Oilfield Corrosion Engineering MSc

You will study 180 credits in total. A standard module is typically worth 15 credits and the professional project is worth 75 credits. These are the modules studied in 2016. If you are starting in September 2017, these will give you are flavour of the modules you are likely to study. All Modules are subject to change.

Compulsory modules

Professional project - 75 credits
You will undertake a professional project during the summer months.
Recent projects include:

• Crevice corrosion on cemented stems in metal on metal TJR – the effect of antibiotic in the cement

• Assessing corrosion of pipeline material in scale formation environments

• Characteristics of iron sulphide films formed in sour corrosion on pipeline steels.

Advanced Oilfield Corrosion - 15 credits
An in-depth introduction to the corrosion processes experienced in the oilfield. Covers material selection and engineering design in an oilfield context, corrosion management strategies, basic CO2 corrosion models, and strategies for new or mature assets.

Material Selection and Failure Analysis - 15 credits
Addresses the likely causes of component failure from a knowledge of service conditions. Provides microscopic and analytical techniques in the forensic investigation of metallurgical or materials failure, those to employ on the basis of the selected tests, and remedial measures to prevent recurrence of a given failure.
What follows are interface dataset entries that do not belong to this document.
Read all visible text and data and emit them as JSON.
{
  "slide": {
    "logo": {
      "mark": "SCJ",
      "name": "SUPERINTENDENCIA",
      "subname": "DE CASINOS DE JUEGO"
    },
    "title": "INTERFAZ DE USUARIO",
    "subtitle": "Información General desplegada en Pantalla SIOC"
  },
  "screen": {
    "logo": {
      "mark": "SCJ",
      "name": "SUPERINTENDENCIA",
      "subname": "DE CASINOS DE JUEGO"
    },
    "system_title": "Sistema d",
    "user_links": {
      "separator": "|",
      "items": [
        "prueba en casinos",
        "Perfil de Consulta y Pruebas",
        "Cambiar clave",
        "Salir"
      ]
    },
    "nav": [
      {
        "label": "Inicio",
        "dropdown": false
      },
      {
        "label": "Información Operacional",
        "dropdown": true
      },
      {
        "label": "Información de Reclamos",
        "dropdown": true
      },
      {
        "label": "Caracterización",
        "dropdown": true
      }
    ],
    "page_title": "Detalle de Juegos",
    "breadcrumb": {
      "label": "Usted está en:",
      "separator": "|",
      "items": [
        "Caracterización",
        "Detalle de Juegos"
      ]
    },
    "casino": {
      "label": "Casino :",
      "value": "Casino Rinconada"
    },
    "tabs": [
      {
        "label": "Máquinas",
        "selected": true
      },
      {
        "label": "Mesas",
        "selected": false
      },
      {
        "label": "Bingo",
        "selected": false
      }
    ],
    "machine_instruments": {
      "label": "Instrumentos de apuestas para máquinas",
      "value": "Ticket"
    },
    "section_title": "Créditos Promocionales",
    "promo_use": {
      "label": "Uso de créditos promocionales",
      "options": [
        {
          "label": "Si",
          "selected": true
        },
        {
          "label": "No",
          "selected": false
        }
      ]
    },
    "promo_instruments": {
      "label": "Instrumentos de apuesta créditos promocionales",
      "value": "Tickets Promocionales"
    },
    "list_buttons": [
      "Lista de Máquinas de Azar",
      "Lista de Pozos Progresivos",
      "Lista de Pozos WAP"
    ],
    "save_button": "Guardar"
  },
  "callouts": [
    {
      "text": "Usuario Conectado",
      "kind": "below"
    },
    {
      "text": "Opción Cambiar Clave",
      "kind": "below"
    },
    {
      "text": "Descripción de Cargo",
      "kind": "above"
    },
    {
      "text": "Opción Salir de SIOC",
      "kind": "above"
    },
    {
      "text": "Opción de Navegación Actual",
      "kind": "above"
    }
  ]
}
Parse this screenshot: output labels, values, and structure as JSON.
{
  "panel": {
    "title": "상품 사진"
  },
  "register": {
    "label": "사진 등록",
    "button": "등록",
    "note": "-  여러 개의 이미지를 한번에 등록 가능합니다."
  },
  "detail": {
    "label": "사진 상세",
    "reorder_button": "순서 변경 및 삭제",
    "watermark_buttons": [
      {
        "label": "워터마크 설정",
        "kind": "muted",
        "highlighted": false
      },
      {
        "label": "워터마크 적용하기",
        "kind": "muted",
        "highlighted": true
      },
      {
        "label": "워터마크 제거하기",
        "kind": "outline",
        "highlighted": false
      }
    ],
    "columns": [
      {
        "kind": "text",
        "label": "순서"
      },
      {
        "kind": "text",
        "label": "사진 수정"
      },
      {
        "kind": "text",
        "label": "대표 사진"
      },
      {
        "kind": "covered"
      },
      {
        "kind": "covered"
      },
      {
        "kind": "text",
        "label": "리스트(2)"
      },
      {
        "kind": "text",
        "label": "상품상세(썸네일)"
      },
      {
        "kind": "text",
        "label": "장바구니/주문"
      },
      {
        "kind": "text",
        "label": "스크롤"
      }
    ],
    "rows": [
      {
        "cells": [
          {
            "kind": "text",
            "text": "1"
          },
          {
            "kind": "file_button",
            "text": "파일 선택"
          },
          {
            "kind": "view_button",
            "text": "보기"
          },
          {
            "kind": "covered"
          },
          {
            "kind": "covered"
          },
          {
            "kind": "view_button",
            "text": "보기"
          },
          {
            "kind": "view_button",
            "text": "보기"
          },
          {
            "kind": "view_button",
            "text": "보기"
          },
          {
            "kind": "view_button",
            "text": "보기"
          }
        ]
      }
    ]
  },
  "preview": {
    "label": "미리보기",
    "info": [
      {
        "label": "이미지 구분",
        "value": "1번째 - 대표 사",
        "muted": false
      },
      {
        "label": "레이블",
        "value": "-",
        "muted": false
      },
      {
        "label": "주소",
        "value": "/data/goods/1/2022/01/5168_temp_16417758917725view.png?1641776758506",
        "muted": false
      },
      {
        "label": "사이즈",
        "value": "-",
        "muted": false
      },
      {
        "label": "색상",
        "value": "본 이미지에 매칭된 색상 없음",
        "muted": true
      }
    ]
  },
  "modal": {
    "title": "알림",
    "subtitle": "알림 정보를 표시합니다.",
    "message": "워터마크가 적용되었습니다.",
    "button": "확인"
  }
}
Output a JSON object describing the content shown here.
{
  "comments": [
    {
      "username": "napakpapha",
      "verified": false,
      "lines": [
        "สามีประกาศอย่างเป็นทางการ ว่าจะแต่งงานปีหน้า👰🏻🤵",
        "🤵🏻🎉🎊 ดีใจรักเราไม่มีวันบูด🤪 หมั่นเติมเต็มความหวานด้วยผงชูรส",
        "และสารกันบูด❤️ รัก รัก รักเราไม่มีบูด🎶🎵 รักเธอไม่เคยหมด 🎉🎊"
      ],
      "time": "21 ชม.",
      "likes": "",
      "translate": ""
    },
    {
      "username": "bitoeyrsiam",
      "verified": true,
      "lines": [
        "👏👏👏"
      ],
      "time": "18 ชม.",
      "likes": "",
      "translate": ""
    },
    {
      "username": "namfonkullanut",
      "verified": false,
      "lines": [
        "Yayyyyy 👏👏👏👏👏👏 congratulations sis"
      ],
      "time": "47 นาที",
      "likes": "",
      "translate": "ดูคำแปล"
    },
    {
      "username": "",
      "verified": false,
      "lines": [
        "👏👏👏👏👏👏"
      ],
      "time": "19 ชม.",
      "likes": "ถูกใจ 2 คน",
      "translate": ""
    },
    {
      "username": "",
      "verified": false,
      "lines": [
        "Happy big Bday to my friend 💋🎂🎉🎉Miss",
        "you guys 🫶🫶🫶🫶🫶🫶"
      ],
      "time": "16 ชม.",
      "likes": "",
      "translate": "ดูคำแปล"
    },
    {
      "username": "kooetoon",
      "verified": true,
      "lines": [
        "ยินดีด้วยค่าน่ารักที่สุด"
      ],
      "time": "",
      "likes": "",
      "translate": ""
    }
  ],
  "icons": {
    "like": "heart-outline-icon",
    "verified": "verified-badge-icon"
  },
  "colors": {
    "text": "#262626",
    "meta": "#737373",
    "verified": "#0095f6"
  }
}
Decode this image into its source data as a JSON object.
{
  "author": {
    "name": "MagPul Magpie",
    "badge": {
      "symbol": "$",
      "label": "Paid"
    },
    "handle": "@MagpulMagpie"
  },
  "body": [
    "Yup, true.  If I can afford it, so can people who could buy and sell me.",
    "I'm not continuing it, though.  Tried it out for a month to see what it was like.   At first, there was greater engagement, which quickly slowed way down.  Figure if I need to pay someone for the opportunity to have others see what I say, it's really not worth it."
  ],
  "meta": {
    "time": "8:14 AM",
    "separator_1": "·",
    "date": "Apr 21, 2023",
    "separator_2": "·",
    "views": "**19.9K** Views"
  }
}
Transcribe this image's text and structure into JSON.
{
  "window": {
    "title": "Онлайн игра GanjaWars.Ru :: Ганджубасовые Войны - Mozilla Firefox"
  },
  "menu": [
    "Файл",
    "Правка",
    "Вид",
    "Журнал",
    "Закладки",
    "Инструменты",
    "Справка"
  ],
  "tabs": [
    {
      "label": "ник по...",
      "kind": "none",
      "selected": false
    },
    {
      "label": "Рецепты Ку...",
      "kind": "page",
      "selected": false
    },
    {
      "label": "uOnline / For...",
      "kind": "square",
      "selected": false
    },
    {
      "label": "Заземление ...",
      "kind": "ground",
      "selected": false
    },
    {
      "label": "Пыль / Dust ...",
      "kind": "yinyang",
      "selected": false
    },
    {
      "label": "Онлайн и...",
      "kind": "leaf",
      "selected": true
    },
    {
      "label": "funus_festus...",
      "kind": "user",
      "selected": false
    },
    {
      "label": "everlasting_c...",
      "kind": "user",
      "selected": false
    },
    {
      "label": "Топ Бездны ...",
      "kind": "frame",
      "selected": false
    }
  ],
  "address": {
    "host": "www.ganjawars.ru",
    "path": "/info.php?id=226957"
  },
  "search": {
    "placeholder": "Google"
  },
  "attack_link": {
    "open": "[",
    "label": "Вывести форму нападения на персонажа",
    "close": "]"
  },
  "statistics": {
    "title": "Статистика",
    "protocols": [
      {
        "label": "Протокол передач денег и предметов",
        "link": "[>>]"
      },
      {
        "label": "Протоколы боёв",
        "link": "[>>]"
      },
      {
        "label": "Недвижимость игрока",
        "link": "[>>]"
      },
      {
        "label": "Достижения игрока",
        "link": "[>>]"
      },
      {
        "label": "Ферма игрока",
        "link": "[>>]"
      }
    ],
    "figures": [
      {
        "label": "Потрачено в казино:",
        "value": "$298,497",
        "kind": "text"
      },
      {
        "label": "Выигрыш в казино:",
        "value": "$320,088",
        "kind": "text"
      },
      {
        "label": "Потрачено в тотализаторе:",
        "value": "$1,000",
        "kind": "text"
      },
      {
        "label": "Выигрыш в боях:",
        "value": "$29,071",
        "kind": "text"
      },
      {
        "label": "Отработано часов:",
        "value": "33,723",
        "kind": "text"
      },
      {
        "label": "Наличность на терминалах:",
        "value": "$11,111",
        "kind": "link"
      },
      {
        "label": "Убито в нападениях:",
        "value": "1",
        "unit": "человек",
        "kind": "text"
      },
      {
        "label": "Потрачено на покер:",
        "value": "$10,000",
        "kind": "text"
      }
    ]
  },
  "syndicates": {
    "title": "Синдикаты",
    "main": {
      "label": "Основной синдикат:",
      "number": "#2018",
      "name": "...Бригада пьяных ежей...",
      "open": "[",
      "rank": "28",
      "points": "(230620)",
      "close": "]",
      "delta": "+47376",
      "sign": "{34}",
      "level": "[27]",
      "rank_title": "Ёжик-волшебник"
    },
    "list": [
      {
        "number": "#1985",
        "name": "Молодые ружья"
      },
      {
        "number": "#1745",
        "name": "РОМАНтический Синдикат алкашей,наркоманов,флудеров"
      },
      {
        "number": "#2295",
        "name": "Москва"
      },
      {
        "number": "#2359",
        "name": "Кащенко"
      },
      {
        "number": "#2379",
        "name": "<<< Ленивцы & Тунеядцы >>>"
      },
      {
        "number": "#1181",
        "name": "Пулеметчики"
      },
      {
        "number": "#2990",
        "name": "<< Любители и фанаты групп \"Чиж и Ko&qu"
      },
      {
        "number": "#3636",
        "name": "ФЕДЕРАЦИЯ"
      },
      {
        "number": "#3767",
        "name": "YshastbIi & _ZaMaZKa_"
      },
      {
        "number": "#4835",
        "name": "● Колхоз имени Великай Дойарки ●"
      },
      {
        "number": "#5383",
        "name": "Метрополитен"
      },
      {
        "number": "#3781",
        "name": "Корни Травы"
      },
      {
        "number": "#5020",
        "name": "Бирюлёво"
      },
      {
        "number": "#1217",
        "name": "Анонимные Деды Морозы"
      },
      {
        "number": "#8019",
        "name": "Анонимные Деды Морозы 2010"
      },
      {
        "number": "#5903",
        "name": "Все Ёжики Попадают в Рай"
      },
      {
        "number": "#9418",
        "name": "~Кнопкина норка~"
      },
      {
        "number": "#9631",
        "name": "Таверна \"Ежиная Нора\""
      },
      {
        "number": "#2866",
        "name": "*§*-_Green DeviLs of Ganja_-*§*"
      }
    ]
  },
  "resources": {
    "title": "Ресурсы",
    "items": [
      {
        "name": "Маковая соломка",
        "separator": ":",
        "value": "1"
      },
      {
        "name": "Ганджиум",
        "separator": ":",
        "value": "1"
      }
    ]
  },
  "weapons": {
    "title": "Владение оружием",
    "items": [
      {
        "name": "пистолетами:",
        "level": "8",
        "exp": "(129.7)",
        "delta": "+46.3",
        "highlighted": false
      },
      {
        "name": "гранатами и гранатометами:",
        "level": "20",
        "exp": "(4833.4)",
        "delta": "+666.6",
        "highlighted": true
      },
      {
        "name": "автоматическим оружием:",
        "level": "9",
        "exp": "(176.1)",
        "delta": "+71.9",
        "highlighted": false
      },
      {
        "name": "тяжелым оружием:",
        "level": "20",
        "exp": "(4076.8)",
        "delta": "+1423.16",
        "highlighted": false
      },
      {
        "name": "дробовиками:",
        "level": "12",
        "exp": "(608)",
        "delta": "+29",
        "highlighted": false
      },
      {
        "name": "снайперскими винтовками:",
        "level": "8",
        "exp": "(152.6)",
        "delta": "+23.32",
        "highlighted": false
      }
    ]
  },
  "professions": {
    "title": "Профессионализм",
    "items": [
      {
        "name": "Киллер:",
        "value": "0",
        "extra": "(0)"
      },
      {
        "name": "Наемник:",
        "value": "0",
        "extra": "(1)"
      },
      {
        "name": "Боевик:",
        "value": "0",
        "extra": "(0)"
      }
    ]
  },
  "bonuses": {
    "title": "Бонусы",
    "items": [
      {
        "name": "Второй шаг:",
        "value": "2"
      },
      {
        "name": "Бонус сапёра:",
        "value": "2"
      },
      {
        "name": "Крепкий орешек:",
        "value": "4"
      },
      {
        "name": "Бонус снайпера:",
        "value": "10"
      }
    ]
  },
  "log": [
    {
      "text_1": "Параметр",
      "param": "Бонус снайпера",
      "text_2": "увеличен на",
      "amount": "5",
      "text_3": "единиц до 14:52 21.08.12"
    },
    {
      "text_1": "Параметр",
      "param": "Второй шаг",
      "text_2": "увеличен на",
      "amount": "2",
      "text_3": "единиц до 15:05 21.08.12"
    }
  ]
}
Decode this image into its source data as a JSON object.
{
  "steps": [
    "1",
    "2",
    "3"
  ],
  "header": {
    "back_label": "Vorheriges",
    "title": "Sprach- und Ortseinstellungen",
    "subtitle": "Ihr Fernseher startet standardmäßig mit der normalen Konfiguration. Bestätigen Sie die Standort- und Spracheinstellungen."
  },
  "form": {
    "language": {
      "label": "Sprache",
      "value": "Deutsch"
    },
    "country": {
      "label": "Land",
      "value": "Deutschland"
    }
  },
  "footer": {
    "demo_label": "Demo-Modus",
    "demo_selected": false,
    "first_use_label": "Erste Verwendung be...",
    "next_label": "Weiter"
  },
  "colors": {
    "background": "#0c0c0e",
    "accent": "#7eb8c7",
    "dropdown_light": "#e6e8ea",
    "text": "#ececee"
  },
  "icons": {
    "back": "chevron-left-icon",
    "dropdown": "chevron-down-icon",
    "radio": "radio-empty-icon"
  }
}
Metals and Alloys - 15 credits
The principles of physical metallurgy and their application to the design of alloys for engineering applications; the historical development of metals and alloys to satisfy the needs of different industrial sectors; the traditional limitations on the properties which may be obtained in particular metals and how metallurgists may seek to circumvent these; microstructures in a range of metals and alloys and account for their development.

Oilfield Chemistry and Corrosion - 15 credits
An introduction to the fundamental principles of oilfield chemistry and corrosion. Explains the properties and application of a range of chemicals used in corrosion control for oil and gas production and the principal theories of corrosion science and engineering.

Surface Engineering - 15 credits
Surface engineering technologies for the control of wear, corrosion and fatigue of engineering

Optional modules

Introduction to Tribology- 15 credits
A broad-based introduction to the interdisciplinary scientific discipline of tribology: how tribology impacts on the design and operation of mechanisms and the means adopted to lubricate them.

Managing for Innovation- 15 credits
An introduction to operations management, covering the nature and significance of operations management as an organisational practice, the role and typical responsibilities of the operations manager, and key operations management theories.

Engineering Computational Methods- 15 credits  
The module introduces students to the basic computational methods used to solve engineering problems modelled by ordinary differential equations and parabolic or hyperbolic partial differential equations. They will also learn how to implement the learned methods in practice. Engineering simulation software packages rely on computational methods and a good understanding is crucial to knowledgeably use them.

Computational Fluid Dynamics Analysis- 15 credits
This module provides the basic theoretical and practical knowledge to allow a student to competently perform computational fluid dynamics (CFD) analysis with commercial software packages used in industry.

Materials Structures and Characterisation - 15 credits

Risk Perception and Communication - 15 credits
This module will help future executives, policy makers, financial advisors, health professionals, and other practitioners to gain a critical understanding of how non-experts perceive risks, as well as how to effectively communicate risk information to diverse audiences. You will cover the main findings of the risk perception and communication literature and discuss applications in the contexts of finance, behavioural economics, public health, and sustainability.

Effective Decision Making - 15 credits 
This module aims to teach effective management decision making on the basis of evidence-based approaches from risk management, cognitive psychology, and behavioural economics. Participants will obtain an understanding of the thinking processes that underlie their own and others’ judgement and decision making, the judgmental errors and decision biases that commonly arise, and strategies for improving decisions. The module does not assume any prior knowledge and will give insight into effective decision making that is useful in both personal and professional contexts.